Updated: March 17, 2015
This is going to be a very weird tutorial, today. Namely, we will fix a problem with the Virtualbox startup by using something approaching magic. Indeed, the issue you are facing reads as follows. Recently, you've upgraded your Virtualbox installation to version 4.X or something. Then, all of a sudden, it no longer starts. Instead, it throws an error.
The error message reads something like CERT_E_REVOCATION_FAILURE, and you feel like slitting your wrists. But don't. Let me show you how this kind of problem is debugged properly and smartly, and it will also give you insight into a hundred other, similar phenomena you may encounter. It's also a good lesson in Windows command line.
Virtualbox no longer starts. Can't be any easier than that. There's nothing useful in the Event Viewer logs, and you do not think anything has changed on your system. You think. But apparently, something has, because Virtualbox no longer runs properly. The popup suggests reinstalling Virtualbox, but that's not going to help. We need something else.
The sensible way to resolve this is to think for a few moments. As it turns out, Oracle has tightened the security of Virtualbox, starting with version 4.3.14. This causes lots of Windows users to go crazy with errors. One of these is CERT_E_REVOCATION_FAILURE.
So, we have a hardened program, and it's now complaining about revocation of certificates. Interesting. My gut feeling tells me this is somehow related to the Windows certificate verification process. Specifically, online and offline certificates. Since our Virtualbox is a local installation, we're most likely fighting an issue with the offline verification.
Then, you probably have some kind of a group policy or similar that may have changed the default Windows setup, which used to allow offline approval for commercial certificates. When you have all this tied up, then the fix becomes easier to find.
What we want to do is check - and change if necessary - the default value for certificate approval. This can be done with the tool called SetReg, which is part of the .NET 1.1 SDK. We will download and install the kit and then run the tool, and see whether this fixes the problem. Sounds like magic, does it not.

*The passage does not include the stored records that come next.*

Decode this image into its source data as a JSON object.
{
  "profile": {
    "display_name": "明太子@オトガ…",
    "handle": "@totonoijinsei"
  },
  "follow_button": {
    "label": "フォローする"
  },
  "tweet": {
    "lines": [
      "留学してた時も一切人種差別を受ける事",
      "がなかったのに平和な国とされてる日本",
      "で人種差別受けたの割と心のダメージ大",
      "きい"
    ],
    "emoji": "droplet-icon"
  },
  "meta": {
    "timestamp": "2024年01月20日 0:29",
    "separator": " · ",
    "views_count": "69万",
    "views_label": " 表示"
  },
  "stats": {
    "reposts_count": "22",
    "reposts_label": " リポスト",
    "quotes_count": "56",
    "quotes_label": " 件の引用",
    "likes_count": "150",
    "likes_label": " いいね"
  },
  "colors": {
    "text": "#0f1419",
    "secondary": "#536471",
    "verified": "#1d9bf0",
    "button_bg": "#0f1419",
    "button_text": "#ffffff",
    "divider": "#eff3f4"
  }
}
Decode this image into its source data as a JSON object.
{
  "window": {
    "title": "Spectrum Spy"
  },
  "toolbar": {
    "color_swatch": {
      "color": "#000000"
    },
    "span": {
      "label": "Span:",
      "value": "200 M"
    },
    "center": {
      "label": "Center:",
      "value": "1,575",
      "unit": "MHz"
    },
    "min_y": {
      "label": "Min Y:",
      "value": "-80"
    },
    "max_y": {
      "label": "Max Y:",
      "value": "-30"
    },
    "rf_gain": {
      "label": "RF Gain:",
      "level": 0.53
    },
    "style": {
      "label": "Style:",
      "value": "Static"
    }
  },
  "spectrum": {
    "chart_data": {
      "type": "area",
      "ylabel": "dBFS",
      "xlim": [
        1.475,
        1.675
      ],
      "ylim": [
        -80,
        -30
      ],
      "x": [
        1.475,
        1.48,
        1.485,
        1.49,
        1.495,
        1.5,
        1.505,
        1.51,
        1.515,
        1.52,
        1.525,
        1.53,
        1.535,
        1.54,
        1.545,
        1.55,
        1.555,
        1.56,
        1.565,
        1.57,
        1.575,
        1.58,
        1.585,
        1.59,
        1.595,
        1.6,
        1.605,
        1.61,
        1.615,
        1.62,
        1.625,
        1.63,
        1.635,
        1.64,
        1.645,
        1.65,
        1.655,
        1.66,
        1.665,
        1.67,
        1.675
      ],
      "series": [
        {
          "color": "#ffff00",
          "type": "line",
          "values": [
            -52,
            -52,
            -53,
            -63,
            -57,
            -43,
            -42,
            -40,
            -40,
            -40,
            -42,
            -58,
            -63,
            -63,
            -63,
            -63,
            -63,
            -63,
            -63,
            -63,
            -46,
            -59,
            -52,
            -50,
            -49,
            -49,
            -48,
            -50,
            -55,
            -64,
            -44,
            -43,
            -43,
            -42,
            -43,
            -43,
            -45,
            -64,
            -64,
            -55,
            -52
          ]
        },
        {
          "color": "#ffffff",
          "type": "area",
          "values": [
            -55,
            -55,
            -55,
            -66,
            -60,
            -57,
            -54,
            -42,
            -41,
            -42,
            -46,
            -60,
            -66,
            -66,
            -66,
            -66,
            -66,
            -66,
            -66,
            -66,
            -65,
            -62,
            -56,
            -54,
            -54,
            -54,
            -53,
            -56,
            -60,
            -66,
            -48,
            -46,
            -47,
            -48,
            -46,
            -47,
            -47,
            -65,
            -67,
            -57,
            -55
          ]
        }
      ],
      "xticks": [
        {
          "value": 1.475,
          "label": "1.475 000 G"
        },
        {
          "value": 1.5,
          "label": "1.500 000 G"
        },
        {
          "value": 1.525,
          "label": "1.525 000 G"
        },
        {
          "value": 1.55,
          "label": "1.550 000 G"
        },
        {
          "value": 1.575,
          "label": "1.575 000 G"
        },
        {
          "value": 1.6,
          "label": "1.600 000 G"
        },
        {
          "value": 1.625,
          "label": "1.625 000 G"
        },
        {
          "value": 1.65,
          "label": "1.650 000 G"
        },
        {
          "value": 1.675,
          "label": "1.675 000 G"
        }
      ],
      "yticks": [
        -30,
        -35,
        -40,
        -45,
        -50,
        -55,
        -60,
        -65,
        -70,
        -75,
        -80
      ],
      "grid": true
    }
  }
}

If you install it on Windows 7 and above, the system may complain, but you can safely ignore the error, especially if you're not running the IIS Web server. Then, fire up cmd as Administrator, navigate to the SDK install path, and run a command.
Based on the MSDN howto, we need:
<path to>\Microsoft.NET\SDK\v1.1\Bin\setreg.exe 5 true
And magic! Virtualbox will run now just fine!
You will probably hate me for saying that fixes are obvious when you know what to look for, how to look for, where and when, and if you have the right dose of technical expertise to pretend to have intuition for difficult problems. But that's the truth, really.
In this case, hopefully, I've tickled you imagination and helped you develop a sense of troubleshooting for seemingly hopeless errors. Certificates, aha, something corporate sounding, it must be group policies or alike, how do we change that, and so forth. That's the kind of healthy thinking you need to fix problems of this kind. Best of all, there's no need to reinstall anything. Just some command line hackery. Enjoy.